After counting the lines below that hold the word "name", reply with the count and nothing else.

→ **Data records for software interfaces**:
##############################

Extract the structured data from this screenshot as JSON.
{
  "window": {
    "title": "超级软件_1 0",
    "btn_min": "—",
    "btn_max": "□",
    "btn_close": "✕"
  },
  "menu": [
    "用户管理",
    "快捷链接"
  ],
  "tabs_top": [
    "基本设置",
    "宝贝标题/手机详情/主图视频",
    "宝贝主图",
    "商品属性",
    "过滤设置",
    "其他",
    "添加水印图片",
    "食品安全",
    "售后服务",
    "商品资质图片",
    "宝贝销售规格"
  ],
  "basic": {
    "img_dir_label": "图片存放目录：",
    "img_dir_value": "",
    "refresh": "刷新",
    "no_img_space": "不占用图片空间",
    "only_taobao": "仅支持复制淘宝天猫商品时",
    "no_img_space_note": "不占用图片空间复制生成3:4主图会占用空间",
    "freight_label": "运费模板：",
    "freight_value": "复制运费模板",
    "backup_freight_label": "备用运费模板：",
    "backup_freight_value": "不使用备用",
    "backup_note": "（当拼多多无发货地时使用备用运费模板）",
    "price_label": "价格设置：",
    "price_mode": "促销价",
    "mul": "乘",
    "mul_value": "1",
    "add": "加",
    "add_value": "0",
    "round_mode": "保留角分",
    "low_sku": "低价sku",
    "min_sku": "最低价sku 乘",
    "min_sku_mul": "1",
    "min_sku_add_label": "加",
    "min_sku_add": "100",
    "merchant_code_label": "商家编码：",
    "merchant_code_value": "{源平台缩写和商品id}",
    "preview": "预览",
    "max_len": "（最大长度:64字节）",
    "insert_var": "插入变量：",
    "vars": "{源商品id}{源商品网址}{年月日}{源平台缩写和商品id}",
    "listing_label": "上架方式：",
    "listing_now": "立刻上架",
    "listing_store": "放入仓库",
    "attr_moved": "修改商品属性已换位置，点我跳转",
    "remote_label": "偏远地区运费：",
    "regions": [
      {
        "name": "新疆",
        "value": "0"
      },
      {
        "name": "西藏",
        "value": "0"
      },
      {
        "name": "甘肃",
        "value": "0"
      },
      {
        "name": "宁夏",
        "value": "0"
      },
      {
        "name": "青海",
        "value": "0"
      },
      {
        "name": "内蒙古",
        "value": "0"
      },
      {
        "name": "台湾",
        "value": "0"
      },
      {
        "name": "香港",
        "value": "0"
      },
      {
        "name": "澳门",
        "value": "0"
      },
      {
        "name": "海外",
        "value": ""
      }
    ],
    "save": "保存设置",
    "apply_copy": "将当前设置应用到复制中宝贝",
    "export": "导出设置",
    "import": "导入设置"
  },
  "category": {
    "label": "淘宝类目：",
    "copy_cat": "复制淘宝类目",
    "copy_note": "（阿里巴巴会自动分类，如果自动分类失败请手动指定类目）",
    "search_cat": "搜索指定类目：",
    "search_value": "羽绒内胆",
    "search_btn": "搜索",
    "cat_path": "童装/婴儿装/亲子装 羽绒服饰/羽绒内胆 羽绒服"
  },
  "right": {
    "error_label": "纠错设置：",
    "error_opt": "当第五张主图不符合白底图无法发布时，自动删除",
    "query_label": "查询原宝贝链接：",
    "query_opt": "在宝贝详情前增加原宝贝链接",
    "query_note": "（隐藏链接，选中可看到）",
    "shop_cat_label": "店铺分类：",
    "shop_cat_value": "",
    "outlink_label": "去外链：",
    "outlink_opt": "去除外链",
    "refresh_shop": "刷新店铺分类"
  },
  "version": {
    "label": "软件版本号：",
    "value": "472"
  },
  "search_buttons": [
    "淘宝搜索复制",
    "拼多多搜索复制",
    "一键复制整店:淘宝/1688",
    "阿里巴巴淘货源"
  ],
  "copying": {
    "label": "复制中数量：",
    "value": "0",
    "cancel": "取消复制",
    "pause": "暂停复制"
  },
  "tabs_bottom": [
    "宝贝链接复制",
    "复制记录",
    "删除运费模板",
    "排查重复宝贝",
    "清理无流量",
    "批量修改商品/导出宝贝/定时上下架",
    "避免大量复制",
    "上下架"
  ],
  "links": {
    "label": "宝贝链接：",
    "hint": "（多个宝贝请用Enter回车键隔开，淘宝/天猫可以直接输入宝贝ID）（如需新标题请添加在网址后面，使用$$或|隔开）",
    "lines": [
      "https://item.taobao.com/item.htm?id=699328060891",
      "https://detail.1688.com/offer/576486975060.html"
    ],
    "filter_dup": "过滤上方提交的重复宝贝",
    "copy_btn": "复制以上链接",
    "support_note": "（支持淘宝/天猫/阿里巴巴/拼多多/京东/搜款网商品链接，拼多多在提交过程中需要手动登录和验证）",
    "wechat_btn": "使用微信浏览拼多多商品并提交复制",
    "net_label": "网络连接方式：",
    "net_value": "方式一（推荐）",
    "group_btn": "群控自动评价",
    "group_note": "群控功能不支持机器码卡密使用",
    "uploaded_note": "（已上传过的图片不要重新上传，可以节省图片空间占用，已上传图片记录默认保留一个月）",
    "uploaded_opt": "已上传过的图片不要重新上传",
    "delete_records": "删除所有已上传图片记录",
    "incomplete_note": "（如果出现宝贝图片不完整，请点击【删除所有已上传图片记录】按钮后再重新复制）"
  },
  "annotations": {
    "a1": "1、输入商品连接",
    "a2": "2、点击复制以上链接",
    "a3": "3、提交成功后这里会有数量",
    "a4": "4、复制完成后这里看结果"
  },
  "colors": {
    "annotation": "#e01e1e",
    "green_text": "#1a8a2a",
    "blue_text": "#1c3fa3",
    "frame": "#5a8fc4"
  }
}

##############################

→ **Output below**:
10